Established in 1882 in the late 19 th century and incorporated in 1928, the Town of Lansing is located on four-tenths of an acre in the heart of Ashe County in the heart of the Blue Ridge Mountains of Western North Carolina. Primarily a small rural farming community since its beginnings, Lansing still retains its authentic small-town charm and proudly boasts about its one traffic light at the three-way intersection of Highway 194 and Big Horse Creek Road. As of the 2000 Federal Census, the township listed a population of 151 people, 68 households and 38 families, though these numbers will surely be a bit higher when results from the 2010 Census are released.

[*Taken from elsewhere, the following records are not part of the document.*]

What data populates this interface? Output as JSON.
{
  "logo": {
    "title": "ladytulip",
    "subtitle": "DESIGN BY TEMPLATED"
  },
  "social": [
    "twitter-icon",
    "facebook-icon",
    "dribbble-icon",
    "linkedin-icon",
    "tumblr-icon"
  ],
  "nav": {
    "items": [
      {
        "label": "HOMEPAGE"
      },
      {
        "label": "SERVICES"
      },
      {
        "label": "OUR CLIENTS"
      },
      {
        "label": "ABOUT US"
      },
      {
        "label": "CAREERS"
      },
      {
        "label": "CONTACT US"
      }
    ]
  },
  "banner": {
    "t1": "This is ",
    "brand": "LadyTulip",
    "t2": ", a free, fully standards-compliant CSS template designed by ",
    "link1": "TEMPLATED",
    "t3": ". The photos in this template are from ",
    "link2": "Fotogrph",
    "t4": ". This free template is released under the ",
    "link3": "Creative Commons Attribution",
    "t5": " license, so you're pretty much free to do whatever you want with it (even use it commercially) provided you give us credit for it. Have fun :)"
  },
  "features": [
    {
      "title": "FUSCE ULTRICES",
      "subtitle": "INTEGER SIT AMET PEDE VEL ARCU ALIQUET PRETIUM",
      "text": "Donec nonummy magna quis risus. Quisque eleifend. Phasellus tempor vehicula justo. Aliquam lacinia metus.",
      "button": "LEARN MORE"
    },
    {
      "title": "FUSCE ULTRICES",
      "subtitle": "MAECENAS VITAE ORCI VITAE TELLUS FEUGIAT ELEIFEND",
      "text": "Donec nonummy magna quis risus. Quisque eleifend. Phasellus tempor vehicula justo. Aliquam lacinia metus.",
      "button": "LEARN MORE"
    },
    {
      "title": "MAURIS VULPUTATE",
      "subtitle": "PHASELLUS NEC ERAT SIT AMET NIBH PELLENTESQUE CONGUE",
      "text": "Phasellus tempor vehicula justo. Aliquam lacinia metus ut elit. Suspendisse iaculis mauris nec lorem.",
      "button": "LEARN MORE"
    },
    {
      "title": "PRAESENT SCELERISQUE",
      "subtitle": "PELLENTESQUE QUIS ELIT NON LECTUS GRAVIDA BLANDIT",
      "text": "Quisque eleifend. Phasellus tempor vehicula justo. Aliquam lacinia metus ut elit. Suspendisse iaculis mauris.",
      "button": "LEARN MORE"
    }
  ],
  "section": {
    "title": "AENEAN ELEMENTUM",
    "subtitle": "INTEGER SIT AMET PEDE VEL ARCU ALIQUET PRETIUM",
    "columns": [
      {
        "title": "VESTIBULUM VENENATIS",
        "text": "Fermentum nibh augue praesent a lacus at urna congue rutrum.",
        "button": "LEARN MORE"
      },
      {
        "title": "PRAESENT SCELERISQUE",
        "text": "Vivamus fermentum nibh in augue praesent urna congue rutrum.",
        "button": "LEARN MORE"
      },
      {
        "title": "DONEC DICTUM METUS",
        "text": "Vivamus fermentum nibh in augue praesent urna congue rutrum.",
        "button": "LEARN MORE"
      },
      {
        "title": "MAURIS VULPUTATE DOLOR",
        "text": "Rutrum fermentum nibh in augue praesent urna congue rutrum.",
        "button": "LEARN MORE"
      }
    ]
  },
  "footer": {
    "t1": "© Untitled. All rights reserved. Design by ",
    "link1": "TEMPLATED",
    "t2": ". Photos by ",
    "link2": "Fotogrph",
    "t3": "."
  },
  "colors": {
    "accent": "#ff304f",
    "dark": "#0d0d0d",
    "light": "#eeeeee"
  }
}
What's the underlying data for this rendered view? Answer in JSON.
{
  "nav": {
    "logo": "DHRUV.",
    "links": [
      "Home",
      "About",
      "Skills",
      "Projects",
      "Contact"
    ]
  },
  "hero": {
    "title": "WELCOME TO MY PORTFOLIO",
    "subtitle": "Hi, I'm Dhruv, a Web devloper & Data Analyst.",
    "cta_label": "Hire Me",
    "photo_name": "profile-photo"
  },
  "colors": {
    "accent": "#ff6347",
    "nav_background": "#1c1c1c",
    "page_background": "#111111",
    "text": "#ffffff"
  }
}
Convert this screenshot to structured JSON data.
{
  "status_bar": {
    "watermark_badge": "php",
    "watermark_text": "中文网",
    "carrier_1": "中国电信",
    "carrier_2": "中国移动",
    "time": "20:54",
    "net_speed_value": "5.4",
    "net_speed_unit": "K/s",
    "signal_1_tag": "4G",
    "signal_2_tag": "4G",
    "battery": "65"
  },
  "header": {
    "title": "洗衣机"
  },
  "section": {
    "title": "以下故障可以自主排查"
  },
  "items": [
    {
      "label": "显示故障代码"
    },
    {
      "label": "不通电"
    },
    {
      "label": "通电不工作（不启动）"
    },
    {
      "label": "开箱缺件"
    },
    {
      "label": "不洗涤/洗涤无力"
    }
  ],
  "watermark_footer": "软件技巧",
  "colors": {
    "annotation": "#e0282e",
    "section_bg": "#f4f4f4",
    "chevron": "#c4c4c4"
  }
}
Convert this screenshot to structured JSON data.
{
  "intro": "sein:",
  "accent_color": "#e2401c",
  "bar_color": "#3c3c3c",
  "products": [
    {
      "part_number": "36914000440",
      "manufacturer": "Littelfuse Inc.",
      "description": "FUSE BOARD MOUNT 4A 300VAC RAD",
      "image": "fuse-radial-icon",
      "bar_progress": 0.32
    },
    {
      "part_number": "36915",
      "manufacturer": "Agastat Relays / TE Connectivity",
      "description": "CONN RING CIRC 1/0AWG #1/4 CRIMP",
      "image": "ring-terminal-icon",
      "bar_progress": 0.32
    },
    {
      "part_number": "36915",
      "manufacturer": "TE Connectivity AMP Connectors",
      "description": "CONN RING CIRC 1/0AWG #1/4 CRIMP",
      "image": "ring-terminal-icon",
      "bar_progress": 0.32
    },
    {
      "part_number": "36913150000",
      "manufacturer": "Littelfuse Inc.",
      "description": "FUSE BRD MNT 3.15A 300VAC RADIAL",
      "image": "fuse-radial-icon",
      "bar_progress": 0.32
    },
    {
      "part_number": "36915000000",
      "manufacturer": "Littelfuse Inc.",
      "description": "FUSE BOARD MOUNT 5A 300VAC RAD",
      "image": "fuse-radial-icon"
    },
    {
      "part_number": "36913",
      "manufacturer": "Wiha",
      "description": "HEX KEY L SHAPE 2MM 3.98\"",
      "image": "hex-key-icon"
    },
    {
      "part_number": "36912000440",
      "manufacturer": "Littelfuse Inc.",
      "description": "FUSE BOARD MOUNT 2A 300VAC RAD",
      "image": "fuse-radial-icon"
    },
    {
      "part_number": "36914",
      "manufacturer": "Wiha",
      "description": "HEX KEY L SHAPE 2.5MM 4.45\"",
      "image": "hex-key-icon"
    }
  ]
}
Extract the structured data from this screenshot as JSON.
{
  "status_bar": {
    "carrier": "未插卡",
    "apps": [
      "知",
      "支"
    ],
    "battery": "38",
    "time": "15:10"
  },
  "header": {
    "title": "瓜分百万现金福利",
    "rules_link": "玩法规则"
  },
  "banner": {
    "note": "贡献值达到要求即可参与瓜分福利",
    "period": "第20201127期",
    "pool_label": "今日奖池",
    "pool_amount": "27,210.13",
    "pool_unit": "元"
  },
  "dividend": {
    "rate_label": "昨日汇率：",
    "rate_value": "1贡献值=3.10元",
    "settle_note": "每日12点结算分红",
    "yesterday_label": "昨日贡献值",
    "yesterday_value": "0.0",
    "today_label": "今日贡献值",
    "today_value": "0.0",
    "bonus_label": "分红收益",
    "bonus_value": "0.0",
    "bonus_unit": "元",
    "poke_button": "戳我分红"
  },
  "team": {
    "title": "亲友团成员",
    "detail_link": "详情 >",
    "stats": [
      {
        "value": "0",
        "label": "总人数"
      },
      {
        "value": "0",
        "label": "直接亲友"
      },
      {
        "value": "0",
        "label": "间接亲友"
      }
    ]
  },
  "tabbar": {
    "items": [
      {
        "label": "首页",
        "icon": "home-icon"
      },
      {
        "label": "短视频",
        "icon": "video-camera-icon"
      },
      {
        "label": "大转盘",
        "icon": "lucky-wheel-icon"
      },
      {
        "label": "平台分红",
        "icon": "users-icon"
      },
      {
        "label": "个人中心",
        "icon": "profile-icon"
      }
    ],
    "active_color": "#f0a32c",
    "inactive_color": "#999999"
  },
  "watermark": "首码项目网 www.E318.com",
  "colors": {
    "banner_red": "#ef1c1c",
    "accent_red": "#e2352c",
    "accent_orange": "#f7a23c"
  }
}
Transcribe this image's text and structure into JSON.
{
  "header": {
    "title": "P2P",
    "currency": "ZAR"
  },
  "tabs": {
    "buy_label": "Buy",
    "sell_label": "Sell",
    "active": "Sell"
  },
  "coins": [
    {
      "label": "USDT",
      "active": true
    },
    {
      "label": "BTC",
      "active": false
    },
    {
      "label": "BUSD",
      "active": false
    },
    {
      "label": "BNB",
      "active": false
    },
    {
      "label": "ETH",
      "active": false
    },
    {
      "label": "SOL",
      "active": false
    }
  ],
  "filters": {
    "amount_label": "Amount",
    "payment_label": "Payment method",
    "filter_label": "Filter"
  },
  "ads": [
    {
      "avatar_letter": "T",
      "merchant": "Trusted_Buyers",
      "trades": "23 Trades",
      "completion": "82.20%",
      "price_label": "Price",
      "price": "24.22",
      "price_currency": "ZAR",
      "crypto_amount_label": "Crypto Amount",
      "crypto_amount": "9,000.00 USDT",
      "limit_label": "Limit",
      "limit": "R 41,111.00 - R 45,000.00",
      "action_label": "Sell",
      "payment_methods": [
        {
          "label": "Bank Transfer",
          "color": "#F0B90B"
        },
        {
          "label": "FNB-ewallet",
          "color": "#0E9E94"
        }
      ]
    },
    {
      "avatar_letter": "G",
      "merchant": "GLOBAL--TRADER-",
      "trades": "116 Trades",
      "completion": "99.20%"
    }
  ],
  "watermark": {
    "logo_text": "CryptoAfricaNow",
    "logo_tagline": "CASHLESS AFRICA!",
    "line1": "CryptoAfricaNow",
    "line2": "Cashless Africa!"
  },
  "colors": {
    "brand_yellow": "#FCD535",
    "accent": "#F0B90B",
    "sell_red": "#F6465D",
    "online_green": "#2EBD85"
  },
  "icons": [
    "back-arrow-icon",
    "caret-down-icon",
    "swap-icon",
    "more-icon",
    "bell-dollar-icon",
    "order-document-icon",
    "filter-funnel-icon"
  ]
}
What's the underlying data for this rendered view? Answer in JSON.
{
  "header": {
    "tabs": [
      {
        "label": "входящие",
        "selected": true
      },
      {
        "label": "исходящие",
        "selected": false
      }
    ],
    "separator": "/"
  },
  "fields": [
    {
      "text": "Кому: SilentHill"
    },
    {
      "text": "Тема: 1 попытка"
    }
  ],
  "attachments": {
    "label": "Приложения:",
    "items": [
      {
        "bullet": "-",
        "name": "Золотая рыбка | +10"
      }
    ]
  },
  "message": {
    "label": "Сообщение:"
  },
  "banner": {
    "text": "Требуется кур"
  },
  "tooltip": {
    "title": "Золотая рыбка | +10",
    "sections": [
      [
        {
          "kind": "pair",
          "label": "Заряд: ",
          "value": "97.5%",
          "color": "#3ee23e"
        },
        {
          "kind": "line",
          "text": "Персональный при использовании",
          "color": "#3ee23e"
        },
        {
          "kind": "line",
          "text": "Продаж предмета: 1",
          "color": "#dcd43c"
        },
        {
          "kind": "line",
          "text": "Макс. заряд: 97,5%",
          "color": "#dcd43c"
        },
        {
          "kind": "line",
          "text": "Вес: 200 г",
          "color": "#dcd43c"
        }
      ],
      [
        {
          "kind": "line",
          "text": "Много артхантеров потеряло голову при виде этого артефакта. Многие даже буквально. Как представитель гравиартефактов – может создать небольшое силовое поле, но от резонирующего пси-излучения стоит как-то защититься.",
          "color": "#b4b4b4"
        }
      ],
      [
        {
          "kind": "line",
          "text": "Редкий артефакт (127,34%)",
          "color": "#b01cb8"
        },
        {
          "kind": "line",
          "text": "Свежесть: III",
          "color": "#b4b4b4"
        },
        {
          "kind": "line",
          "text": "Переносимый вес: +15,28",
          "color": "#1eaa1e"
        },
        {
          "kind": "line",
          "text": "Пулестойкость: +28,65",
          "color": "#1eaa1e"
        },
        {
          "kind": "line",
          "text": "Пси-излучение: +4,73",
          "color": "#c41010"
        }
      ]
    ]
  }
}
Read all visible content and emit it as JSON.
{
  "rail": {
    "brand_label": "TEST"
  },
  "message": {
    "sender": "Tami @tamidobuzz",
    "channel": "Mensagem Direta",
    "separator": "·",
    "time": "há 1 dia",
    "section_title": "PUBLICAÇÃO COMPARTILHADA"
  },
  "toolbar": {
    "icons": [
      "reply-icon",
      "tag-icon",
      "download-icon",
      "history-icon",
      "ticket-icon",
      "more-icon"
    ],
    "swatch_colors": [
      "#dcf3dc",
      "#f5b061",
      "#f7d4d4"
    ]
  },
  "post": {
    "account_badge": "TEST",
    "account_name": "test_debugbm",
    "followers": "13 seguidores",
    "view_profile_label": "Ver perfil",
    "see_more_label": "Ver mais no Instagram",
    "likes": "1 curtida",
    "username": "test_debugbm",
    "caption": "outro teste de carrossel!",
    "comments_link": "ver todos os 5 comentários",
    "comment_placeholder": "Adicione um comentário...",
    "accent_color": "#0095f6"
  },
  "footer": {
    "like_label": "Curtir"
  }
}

In the past, Lansing barely survived two major fires in the 30s and 40s, and more recently survived serious flooding as a result of Hurricane Hugo in September 1989.
Despite its small size, Lansing has a proud and memorable history. In the early 20 th century, the arrival of the Norfolk & Western Railroad (also known as the Virginia Creeper, which also served Todd, West Jefferson, White Oak and other townships in Ashe County) changed the direction of Lansing’s future by triggering socioeconomic changes that are typical when modern technologies reach into rural areas. Rail transportation enabled several local iron mines to ship iron ore, and in addition to the general store and post office, other businesses included a cheese plant, a coffin shop, a medical doctor’s office, a restaurant and a bank. While these are now gone, new businesses have moved into this prosperous town, with more than 30 businesses now calling Lansing home!
Lansing residents love their town and its history and do everything possible to keep them alive in both story and practice. In fact, the former Young & Hudler Hardware Store is now home to First Citizens Bank; the old Lansing Train Depot now houses the Lansing Volunteer Fire Department; the Lansing Presbyterian Church still occupies its original building constructed from native stone in 1928; and the Lansing Grocery & Milling Company store now houses The Liar’s Bench art and antiques shop. In 2007, the New River Winery relocated its production and retail facilities into the old Lansing School that was built by the federal Works Progress Administration (WPA) in 1941 using strikingly beautiful granite sourced from local mines.